**Requirement:**
The required result is each line of the entries below containing the string "structure".

[Data records]
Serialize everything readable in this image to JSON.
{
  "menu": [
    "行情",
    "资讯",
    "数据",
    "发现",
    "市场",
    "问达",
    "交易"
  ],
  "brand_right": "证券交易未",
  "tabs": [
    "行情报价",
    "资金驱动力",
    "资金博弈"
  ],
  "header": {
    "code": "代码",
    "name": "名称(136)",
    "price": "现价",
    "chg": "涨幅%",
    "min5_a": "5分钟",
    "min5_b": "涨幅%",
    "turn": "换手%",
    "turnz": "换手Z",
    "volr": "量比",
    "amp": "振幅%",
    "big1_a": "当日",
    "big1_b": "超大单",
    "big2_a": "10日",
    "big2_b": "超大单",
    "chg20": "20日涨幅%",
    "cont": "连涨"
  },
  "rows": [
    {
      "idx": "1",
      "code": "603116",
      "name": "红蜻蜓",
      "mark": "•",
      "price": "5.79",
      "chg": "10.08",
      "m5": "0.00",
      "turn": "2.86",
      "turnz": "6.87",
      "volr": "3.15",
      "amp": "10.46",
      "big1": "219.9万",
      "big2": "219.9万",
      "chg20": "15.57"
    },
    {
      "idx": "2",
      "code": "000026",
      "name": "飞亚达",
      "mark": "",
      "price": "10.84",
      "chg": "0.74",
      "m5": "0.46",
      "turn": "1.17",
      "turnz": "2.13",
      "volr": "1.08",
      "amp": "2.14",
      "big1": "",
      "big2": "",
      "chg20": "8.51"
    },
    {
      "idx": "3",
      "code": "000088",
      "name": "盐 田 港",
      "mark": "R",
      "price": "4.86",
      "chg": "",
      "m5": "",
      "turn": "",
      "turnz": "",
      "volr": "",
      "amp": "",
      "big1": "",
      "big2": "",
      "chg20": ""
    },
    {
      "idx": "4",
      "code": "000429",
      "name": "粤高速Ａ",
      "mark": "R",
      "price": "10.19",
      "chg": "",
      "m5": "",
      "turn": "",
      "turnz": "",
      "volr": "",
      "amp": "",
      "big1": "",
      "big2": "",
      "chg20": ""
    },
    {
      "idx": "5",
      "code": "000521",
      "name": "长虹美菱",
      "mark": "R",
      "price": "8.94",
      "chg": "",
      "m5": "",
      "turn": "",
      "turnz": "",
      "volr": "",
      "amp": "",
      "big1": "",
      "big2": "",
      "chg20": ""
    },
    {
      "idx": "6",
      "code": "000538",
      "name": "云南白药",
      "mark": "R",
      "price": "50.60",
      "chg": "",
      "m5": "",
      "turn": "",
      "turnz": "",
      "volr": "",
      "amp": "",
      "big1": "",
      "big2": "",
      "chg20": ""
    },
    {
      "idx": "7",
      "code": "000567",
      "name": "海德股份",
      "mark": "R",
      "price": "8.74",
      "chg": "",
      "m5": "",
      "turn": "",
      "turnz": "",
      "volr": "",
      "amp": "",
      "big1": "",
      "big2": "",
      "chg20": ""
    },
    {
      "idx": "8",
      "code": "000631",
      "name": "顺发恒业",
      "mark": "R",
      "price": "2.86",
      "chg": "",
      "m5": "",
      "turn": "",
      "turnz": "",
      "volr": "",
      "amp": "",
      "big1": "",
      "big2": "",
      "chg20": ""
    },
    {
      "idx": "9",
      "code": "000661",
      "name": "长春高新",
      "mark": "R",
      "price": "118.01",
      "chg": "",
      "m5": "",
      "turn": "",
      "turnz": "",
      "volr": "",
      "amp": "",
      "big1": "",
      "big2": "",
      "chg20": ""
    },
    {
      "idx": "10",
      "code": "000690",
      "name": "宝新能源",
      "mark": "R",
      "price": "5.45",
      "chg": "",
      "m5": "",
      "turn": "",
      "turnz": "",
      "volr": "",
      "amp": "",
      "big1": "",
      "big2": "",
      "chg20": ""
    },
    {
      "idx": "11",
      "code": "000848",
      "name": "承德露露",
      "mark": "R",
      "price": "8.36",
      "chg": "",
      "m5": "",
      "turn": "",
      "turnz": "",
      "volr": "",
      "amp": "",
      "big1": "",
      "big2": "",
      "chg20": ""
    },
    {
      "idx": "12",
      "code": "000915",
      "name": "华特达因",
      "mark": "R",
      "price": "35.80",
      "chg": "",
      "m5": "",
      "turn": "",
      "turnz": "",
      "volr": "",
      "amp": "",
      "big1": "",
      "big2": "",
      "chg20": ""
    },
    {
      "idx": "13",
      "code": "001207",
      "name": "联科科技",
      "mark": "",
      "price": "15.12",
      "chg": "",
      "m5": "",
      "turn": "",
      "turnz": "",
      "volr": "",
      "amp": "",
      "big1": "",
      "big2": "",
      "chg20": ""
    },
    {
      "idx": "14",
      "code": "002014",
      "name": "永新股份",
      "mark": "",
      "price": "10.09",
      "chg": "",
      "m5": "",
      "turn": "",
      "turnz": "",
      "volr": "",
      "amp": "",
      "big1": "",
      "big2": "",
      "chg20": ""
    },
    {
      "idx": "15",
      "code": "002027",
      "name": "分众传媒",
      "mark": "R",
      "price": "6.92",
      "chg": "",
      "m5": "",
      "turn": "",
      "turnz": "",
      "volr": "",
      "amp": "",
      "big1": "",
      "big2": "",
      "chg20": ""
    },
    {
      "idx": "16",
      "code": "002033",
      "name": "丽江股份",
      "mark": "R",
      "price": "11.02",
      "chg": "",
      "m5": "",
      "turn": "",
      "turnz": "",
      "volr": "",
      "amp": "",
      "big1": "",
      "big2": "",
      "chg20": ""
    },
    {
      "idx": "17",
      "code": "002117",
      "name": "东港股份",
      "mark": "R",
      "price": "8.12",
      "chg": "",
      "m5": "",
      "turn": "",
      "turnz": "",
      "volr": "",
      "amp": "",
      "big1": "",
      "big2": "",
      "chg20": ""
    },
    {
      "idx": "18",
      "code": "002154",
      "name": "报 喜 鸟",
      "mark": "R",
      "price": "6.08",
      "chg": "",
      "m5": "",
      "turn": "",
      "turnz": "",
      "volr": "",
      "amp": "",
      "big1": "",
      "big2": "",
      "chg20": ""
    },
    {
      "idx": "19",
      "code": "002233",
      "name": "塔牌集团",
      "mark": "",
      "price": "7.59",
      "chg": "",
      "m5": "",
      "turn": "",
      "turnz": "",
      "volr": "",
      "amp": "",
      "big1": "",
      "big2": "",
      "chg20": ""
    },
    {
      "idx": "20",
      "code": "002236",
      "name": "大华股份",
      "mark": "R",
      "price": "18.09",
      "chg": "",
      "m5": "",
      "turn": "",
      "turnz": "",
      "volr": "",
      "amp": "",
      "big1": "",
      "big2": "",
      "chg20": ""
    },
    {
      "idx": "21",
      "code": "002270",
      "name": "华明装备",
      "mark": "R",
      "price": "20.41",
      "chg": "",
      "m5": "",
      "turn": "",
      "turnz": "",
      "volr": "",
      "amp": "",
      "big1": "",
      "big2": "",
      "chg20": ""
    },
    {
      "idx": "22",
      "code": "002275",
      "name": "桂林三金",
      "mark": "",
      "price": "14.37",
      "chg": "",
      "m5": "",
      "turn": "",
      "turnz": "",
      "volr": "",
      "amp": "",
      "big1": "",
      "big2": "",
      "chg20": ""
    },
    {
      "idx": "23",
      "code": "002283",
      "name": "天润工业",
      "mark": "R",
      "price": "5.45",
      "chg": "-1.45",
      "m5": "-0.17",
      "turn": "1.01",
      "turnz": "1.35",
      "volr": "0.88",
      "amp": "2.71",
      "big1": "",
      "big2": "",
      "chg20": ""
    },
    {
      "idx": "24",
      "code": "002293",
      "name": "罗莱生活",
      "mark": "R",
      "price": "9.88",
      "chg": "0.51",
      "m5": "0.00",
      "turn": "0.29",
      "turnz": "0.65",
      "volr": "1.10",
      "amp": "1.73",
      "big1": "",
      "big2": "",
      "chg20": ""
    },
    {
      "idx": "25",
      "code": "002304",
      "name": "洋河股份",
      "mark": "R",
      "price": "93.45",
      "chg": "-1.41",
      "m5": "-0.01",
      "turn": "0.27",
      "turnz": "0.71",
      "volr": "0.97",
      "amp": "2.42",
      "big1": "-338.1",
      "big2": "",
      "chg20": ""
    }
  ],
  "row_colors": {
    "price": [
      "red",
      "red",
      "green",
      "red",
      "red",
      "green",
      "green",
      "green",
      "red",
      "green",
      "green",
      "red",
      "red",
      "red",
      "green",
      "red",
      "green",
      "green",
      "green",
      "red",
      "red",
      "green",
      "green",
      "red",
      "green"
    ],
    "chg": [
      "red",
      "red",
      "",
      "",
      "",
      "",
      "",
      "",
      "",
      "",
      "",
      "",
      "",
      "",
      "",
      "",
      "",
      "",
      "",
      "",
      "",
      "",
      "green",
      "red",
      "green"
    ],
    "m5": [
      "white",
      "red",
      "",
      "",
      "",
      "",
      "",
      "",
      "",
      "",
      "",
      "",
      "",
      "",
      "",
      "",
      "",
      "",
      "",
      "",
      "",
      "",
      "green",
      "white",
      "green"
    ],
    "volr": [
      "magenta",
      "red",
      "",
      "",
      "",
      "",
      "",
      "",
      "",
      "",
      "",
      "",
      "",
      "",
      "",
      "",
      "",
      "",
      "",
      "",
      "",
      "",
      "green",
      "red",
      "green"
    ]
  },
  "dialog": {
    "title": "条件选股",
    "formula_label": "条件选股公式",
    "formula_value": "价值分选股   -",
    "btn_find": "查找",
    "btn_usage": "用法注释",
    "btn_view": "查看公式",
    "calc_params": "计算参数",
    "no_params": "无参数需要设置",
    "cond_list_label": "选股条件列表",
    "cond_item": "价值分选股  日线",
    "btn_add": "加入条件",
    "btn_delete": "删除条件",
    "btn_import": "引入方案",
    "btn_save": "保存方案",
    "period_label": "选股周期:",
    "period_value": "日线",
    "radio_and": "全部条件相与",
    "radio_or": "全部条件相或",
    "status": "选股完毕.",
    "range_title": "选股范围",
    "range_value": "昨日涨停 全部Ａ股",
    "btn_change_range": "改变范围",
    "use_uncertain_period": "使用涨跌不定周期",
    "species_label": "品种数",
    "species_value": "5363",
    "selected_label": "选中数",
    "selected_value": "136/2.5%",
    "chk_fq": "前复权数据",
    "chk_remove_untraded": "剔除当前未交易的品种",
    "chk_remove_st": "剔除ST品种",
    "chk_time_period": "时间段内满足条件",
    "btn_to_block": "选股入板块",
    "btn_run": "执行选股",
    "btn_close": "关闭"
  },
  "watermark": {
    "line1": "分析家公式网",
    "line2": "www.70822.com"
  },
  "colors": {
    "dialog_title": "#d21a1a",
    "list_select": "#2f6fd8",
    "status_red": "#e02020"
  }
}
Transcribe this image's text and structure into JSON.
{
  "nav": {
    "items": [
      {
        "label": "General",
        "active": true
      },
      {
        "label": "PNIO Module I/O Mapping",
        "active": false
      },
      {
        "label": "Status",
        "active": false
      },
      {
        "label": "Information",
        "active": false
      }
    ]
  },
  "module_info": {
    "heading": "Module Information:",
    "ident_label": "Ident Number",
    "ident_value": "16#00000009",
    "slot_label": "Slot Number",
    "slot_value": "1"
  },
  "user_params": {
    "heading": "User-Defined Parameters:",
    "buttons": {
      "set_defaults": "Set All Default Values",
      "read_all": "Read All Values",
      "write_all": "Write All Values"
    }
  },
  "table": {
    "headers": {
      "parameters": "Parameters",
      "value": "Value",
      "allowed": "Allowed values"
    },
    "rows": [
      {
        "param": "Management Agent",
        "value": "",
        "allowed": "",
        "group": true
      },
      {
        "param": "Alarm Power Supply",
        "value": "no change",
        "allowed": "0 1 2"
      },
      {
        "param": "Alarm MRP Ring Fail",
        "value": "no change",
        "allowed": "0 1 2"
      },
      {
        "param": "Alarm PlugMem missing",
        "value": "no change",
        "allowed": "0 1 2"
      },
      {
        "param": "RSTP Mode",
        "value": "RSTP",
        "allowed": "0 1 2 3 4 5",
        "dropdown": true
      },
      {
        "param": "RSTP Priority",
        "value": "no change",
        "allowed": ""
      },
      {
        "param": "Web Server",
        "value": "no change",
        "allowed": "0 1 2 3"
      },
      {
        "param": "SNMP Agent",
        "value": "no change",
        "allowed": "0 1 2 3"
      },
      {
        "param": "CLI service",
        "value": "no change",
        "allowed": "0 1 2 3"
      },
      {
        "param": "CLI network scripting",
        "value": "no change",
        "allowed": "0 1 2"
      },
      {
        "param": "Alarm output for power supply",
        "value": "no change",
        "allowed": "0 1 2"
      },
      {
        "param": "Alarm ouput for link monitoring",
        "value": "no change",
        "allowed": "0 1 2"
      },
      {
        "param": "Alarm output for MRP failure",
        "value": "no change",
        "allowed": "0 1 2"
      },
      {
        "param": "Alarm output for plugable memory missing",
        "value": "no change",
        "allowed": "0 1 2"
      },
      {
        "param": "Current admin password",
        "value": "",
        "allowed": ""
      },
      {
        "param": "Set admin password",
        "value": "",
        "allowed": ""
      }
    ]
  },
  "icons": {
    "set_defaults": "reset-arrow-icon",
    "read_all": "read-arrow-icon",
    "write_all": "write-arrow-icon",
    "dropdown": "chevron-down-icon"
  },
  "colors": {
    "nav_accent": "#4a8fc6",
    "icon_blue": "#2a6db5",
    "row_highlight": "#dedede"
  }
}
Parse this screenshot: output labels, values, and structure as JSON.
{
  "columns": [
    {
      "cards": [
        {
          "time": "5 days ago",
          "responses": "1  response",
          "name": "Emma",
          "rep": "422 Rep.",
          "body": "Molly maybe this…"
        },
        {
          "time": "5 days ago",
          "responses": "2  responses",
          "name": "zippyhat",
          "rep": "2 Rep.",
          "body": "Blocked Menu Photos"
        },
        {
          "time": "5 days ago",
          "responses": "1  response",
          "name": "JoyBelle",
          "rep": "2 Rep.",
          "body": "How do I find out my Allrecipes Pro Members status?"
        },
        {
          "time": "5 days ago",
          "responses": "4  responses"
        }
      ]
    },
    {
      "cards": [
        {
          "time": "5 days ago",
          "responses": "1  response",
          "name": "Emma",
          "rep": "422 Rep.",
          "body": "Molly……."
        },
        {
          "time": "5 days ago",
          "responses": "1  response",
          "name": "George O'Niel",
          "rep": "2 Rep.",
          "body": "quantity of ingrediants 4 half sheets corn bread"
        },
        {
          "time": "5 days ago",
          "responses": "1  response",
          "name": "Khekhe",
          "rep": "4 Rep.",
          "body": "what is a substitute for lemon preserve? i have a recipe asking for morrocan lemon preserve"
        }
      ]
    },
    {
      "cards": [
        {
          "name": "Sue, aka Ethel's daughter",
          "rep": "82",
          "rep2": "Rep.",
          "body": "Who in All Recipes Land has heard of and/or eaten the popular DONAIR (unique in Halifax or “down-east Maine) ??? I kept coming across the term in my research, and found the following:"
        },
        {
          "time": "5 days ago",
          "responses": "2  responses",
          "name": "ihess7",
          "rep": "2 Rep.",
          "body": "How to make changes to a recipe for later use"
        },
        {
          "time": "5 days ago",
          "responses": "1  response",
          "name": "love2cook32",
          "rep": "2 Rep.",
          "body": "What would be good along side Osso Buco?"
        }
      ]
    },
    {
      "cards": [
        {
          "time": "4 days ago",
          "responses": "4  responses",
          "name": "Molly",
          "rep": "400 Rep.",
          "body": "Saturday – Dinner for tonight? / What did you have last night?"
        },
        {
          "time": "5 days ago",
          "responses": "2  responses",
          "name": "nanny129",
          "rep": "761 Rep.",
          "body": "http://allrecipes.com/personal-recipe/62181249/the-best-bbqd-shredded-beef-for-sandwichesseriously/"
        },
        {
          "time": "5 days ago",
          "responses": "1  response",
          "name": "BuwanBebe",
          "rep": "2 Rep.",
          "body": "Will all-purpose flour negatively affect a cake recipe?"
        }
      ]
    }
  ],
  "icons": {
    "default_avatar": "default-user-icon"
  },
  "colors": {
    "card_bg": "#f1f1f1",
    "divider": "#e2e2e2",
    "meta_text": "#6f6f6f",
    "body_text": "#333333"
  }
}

**Solution to this problem:**
Transcribe this image's text and structure into JSON.
Parse this screenshot: output labels, values, and structure as JSON.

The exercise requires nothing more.